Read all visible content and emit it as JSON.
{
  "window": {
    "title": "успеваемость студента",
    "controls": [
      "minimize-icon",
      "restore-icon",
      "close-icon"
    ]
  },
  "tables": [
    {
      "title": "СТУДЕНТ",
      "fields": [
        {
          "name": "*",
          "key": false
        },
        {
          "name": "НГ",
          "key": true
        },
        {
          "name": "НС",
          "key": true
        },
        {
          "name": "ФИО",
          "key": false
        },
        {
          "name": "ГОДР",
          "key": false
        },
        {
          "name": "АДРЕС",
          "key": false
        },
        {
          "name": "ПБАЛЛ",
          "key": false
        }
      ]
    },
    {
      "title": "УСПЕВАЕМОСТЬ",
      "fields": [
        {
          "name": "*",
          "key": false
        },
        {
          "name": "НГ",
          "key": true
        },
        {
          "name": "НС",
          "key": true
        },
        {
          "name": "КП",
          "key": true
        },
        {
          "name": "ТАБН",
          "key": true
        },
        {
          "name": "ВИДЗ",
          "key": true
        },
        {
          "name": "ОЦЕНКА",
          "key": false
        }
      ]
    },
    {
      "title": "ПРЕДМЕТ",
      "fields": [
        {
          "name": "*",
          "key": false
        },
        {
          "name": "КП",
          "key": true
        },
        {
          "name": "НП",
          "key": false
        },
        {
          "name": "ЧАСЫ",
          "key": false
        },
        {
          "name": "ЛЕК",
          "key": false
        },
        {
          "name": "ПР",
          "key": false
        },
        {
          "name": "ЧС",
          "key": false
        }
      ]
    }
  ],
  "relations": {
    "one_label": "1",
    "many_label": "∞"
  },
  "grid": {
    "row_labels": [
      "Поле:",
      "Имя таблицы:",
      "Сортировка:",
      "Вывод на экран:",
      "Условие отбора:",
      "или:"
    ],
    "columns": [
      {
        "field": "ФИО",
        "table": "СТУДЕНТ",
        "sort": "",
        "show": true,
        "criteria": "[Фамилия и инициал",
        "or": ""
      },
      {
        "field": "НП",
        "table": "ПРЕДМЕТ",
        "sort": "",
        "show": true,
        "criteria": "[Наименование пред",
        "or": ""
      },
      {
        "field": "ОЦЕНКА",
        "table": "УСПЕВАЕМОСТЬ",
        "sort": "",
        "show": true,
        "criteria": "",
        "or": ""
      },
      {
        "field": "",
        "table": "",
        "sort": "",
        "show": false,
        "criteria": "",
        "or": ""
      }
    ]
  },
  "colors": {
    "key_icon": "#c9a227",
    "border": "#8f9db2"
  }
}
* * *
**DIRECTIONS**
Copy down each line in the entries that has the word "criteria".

**RESULT OF THIS EXERCISE**
        "criteria": "[Фамилия и инициал",
        "criteria": "[Наименование пред",
        "criteria": "",
        "criteria": "",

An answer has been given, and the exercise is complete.